A New York Times Top-Ten Book of 2004
Winner of the National Book Critics Circle Award for Fiction
A PBS Great American Read selection
Nearly 25 years after Housekeeping, Marilynne Robinson returns with an intimate tale of three generations, from the Civil War to the 20th century: a story about fathers and sons and the spiritual battles that still rage at America's heart. In the words of Kirkus, it is a novel "as big as a nation, as quiet as thought, and moving as prayer. Matchless and towering." Gilead tells the story of America and will break your heart.
“At a moment in cultural history dominated by the shallow, the superficial, the quick fix, Marilynne Robinson is a miraculous anomaly: a writer who thoughtfully, carefully, and tenaciously explores some of the deepest questions confronting the human species. . . . Poignant, absorbing, lyrical...Robinson manages to convey the miracle of existence itself.” —Merle Rubin, Los Angeles Times Book Review

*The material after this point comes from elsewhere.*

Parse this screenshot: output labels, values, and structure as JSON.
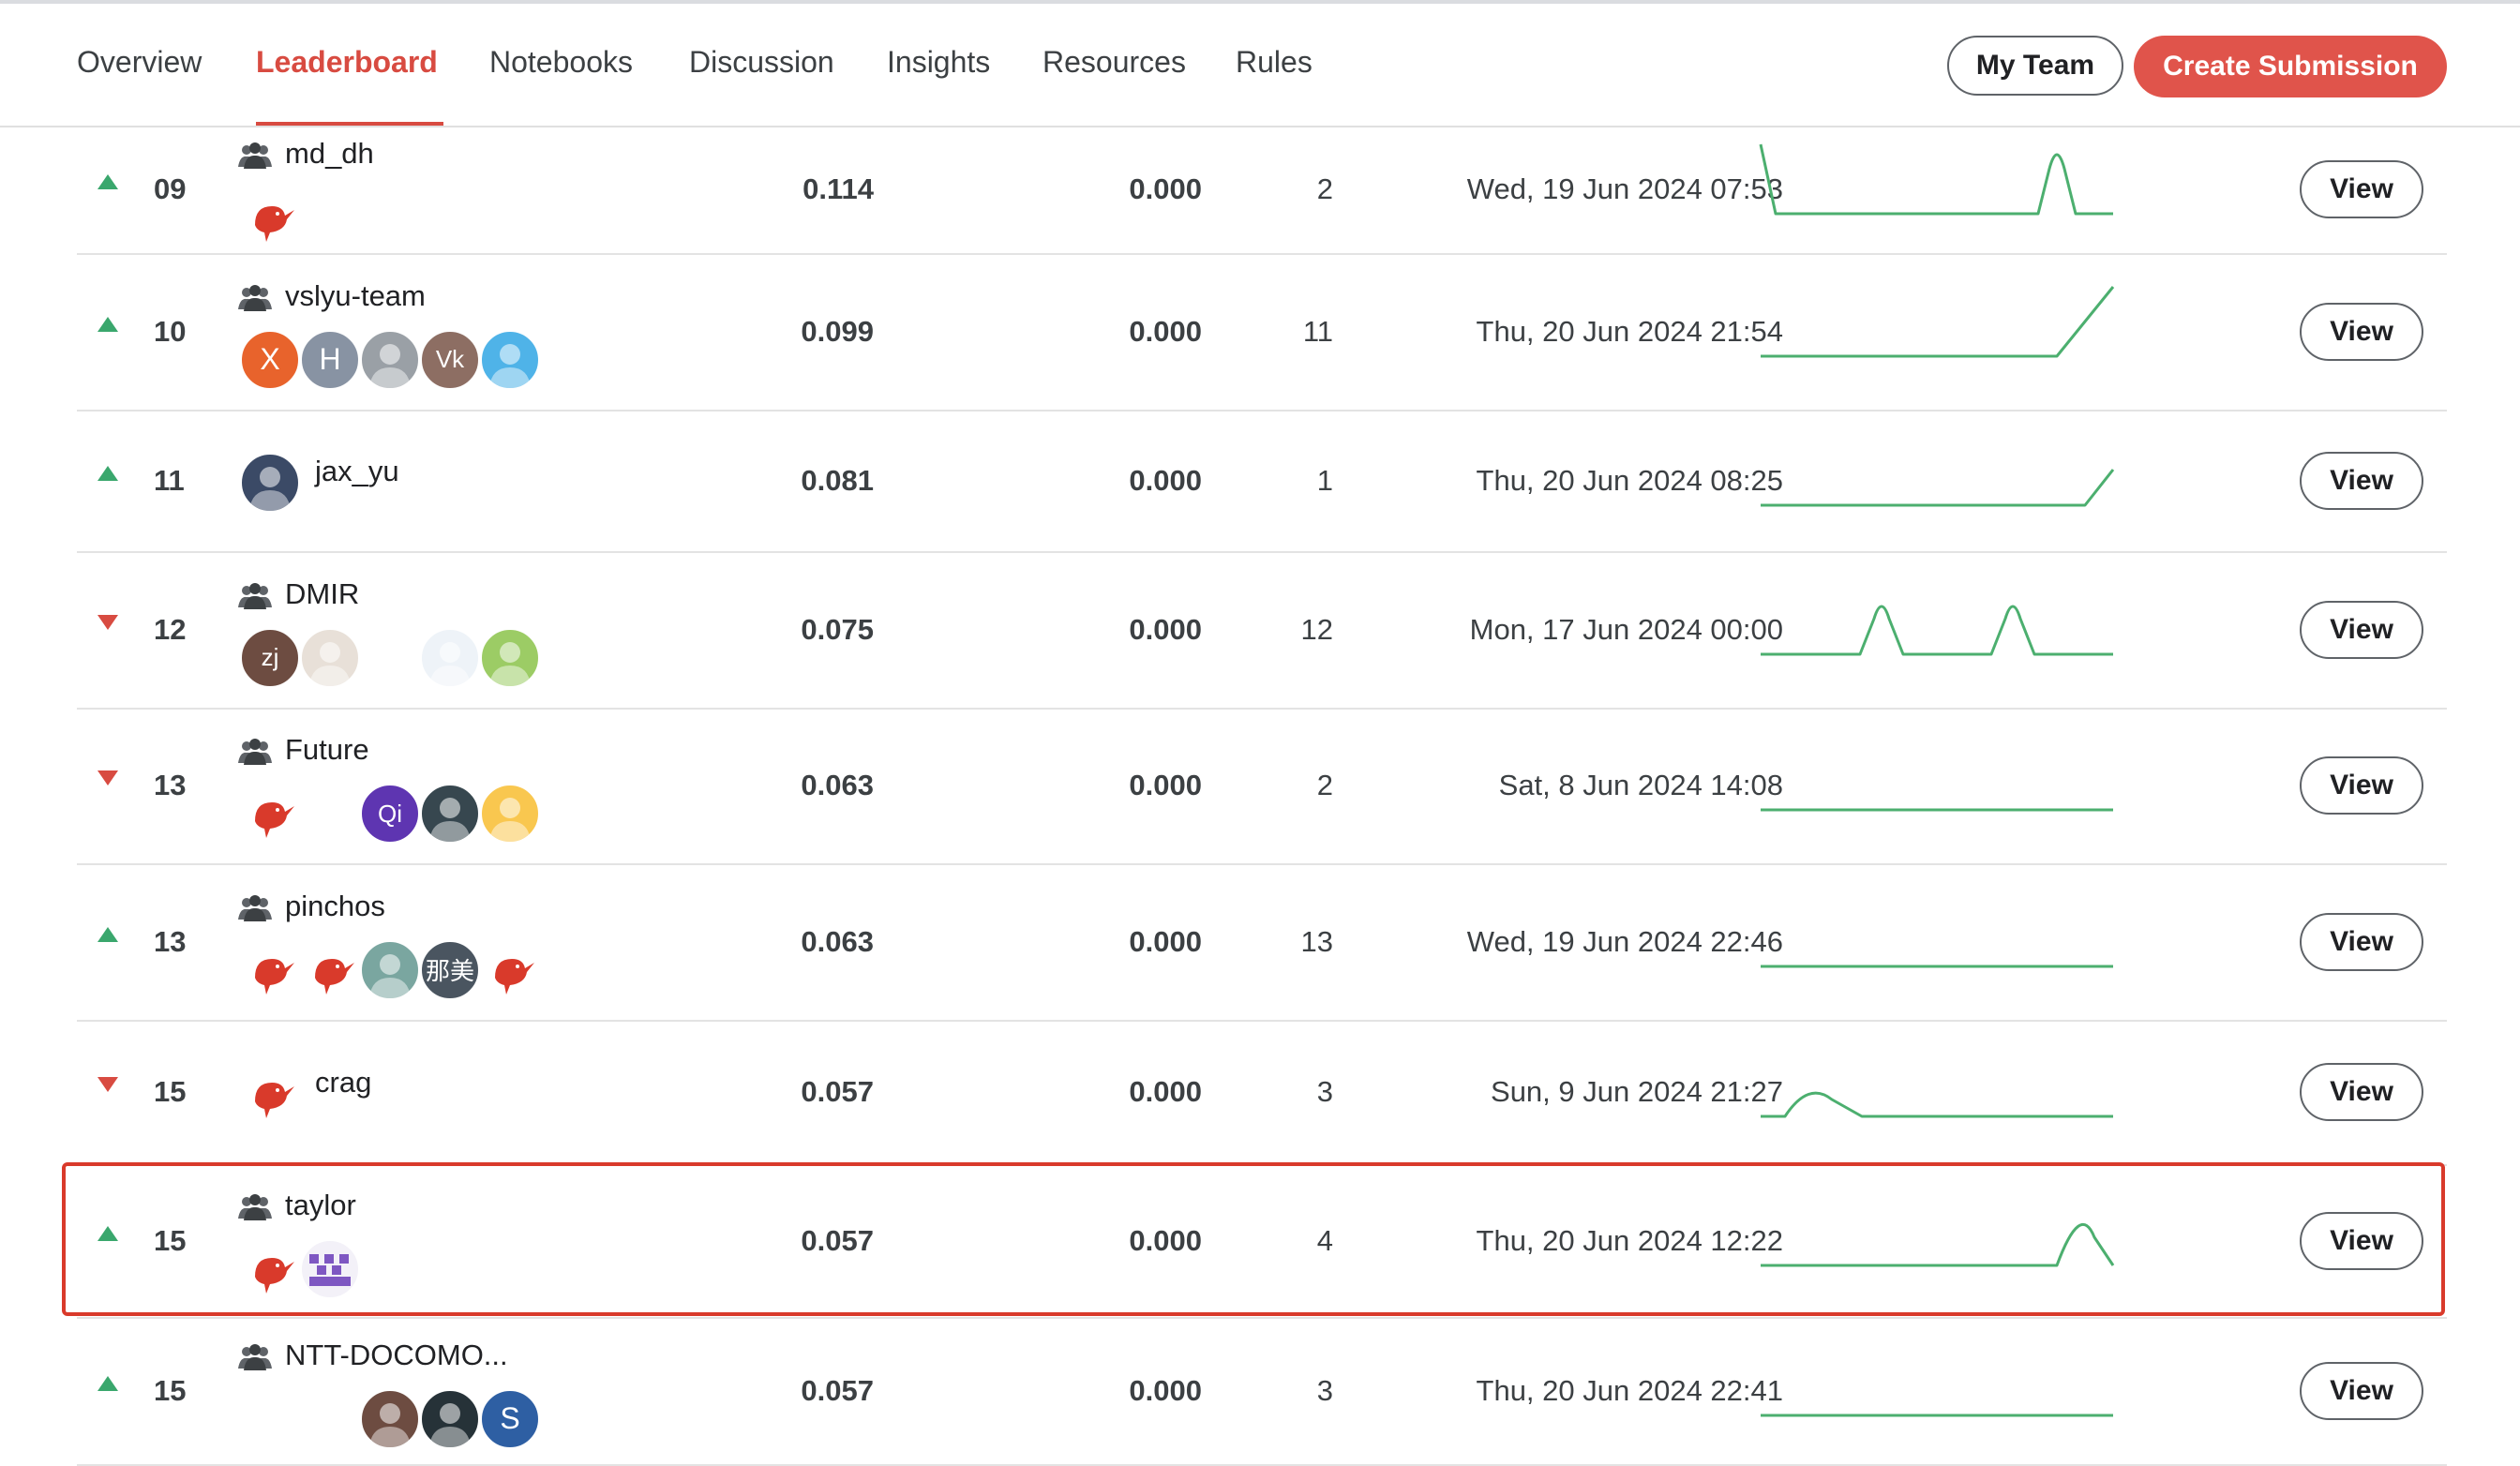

“Incandescent . . . magnificent . . . [a] literary miracle.” —Lisa Schwarzbaum, Entertainment Weekly (A)
“Rapturous . . . astonishing . . . Gilead is an inspired work from a writer whose sensibility seems steeped in holy fire.” —Lisa Shea, Elle
“Lyrical and meditative . . . potently contemplative.” —Michele Orecklin, Time
“Perfect.” —Jeremy Jackson, People(four stars)
“Major.” —Philip Connors, Newsday
“You must read this book. . . . Altogether unlike any other work of fiction, it has sprung forth more than twenty years after Housekeeping with what I can only call amazing grace.” —Anne Hulbert, Slate
“So serenely beautiful and written in a prose so gravely measured and thoughtful, that one feels touched with grace just to read it.” —Michael Dirda, The Washington Post
“There are passages here of such profound, hard-won wisdom and spiritual insight that they make your own life seem richer. . . . Gilead [is] a quiet, deep celebration of life that you must not miss.” —Ron Charles, The Christian Science Monitor
“Gilead is a refuge for readers longing for that increasingly rare work of fiction, one that explores big ideas while telling a good story. As John Ames might point out, it's a remarkable thing to consider.” —Olivia Boler, San Francisco Chronicle